Hazard and Operability Study (HAZOP) is an internationally respected method of identifying hazards in chemical, oil, gas and pharmaceutical processes. It forms a vital part in Risk Management and provides the input for the full assessment of risk in terms of consequence severity and frequency via methods such as Layer of Protection Analysis (LOPA) and Quantitative Risk Assessment (QRA). The course covers the principles of HAZOP and the part of Process Safety Management and Risk Assessment where it applies. The technique is described in detail and its ‘rules’ are properly explained.
The desired outcome is that the participants understand the technique to enable them to take an active part to lead HAZOP studies.
Course Level: Skill Instructor: Richard Gowland
Designed for you, if you are...

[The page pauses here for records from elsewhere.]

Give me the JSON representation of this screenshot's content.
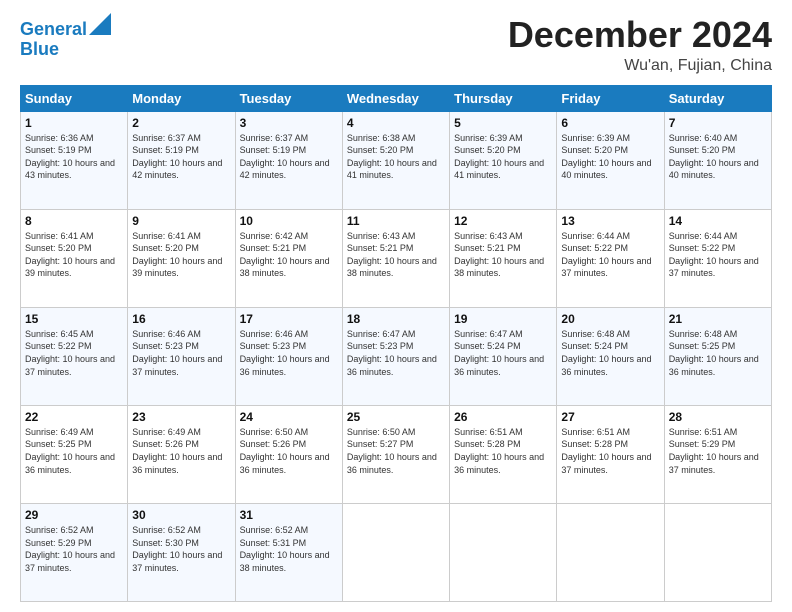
{
  "header": {
    "logo_line1": "General",
    "logo_line2": "Blue",
    "title": "December 2024",
    "location": "Wu'an, Fujian, China"
  },
  "days_of_week": [
    "Sunday",
    "Monday",
    "Tuesday",
    "Wednesday",
    "Thursday",
    "Friday",
    "Saturday"
  ],
  "weeks": [
    [
      {
        "day": "1",
        "sunrise": "6:36 AM",
        "sunset": "5:19 PM",
        "daylight": "10 hours and 43 minutes."
      },
      {
        "day": "2",
        "sunrise": "6:37 AM",
        "sunset": "5:19 PM",
        "daylight": "10 hours and 42 minutes."
      },
      {
        "day": "3",
        "sunrise": "6:37 AM",
        "sunset": "5:19 PM",
        "daylight": "10 hours and 42 minutes."
      },
      {
        "day": "4",
        "sunrise": "6:38 AM",
        "sunset": "5:20 PM",
        "daylight": "10 hours and 41 minutes."
      },
      {
        "day": "5",
        "sunrise": "6:39 AM",
        "sunset": "5:20 PM",
        "daylight": "10 hours and 41 minutes."
      },
      {
        "day": "6",
        "sunrise": "6:39 AM",
        "sunset": "5:20 PM",
        "daylight": "10 hours and 40 minutes."
      },
      {
        "day": "7",
        "sunrise": "6:40 AM",
        "sunset": "5:20 PM",
        "daylight": "10 hours and 40 minutes."
      }
    ],
    [
      {
        "day": "8",
        "sunrise": "6:41 AM",
        "sunset": "5:20 PM",
        "daylight": "10 hours and 39 minutes."
      },
      {
        "day": "9",
        "sunrise": "6:41 AM",
        "sunset": "5:20 PM",
        "daylight": "10 hours and 39 minutes."
      },
      {
        "day": "10",
        "sunrise": "6:42 AM",
        "sunset": "5:21 PM",
        "daylight": "10 hours and 38 minutes."
      },
      {
        "day": "11",
        "sunrise": "6:43 AM",
        "sunset": "5:21 PM",
        "daylight": "10 hours and 38 minutes."
      },
      {
        "day": "12",
        "sunrise": "6:43 AM",
        "sunset": "5:21 PM",
        "daylight": "10 hours and 38 minutes."
      },
      {
        "day": "13",
        "sunrise": "6:44 AM",
        "sunset": "5:22 PM",
        "daylight": "10 hours and 37 minutes."
      },
      {
        "day": "14",
        "sunrise": "6:44 AM",
        "sunset": "5:22 PM",
        "daylight": "10 hours and 37 minutes."
      }
    ],
    [
      {
        "day": "15",
        "sunrise": "6:45 AM",
        "sunset": "5:22 PM",
        "daylight": "10 hours and 37 minutes."
      },
      {
        "day": "16",
        "sunrise": "6:46 AM",
        "sunset": "5:23 PM",
        "daylight": "10 hours and 37 minutes."
      },
      {
        "day": "17",
        "sunrise": "6:46 AM",
        "sunset": "5:23 PM",
        "daylight": "10 hours and 36 minutes."
      },
      {
        "day": "18",
        "sunrise": "6:47 AM",
        "sunset": "5:23 PM",
        "daylight": "10 hours and 36 minutes."
      },
      {
        "day": "19",
        "sunrise": "6:47 AM",
        "sunset": "5:24 PM",
        "daylight": "10 hours and 36 minutes."
      },
      {
        "day": "20",
        "sunrise": "6:48 AM",
        "sunset": "5:24 PM",
        "daylight": "10 hours and 36 minutes."
      },
      {
        "day": "21",
        "sunrise": "6:48 AM",
        "sunset": "5:25 PM",
        "daylight": "10 hours and 36 minutes."
      }
    ],
    [
      {
        "day": "22",
        "sunrise": "6:49 AM",
        "sunset": "5:25 PM",
        "daylight": "10 hours and 36 minutes."
      },
      {
        "day": "23",
        "sunrise": "6:49 AM",
        "sunset": "5:26 PM",
        "daylight": "10 hours and 36 minutes."
      },
      {
        "day": "24",
        "sunrise": "6:50 AM",
        "sunset": "5:26 PM",
        "daylight": "10 hours and 36 minutes."
      },
      {
        "day": "25",
        "sunrise": "6:50 AM",
        "sunset": "5:27 PM",
        "daylight": "10 hours and 36 minutes."
      },
      {
        "day": "26",
        "sunrise": "6:51 AM",
        "sunset": "5:28 PM",
        "daylight": "10 hours and 36 minutes."
      },
      {
        "day": "27",
        "sunrise": "6:51 AM",
        "sunset": "5:28 PM",
        "daylight": "10 hours and 37 minutes."
      },
      {
        "day": "28",
        "sunrise": "6:51 AM",
        "sunset": "5:29 PM",
        "daylight": "10 hours and 37 minutes."
      }
    ],
    [
      {
        "day": "29",
        "sunrise": "6:52 AM",
        "sunset": "5:29 PM",
        "daylight": "10 hours and 37 minutes."
      },
      {
        "day": "30",
        "sunrise": "6:52 AM",
        "sunset": "5:30 PM",
        "daylight": "10 hours and 37 minutes."
      },
      {
        "day": "31",
        "sunrise": "6:52 AM",
        "sunset": "5:31 PM",
        "daylight": "10 hours and 38 minutes."
      },
      null,
      null,
      null,
      null
    ]
  ]
}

A HAZOP team member wanting to take up study team leadership
An engineer or other technical person who is new to HAZOP study
A project manager or project engineer
A production manager or production engineer
A process safety engineer
How we build your confidence
The course is delivered by means of presentations, case studies and the use of simple MS Excel software. Part of the course is devoted to case studies. The first of these studies is led by the trainer and then the participant groups lead the later examples with observation and guidance from the trainer. Since the aim of the course is to equip participants with the ability to lead HAZOP studies, it is considered important for the participants to take a very active part in the case studies.
The benefits from attending
By the end of the course you will feel confident in your understanding of:
The ability to set up and run HAZOP studies and control a HAZOP to ensure high class outcomes
Hazards and how they impact people, the community, economics and the environment
Major contributions to process and occupational safety risk management and reduction
What is HAZOP?
When is HAZOP needed?
Understand how to plan, lead, implement, record and review a HAZOP study
Key terminology on parameters, guidewords and hazardous deviations associated with a HAZOP study
Key resources needed for a HAZOP study
The different roles within a HAZOP-team composition
Understand the key characteristics of the method and requirements for HAZOP chair and the importance of balancing the HAZOP team inputs and contributions
Discuss the limitations of a HAZOP study
Carry out whole group and subgroup worked examples and case studies - Revisit major accidents e.g. BP Texas City - Gasoline storage - Distillation column level control - Intermediate storage tank - Exothermic runaway in a reactor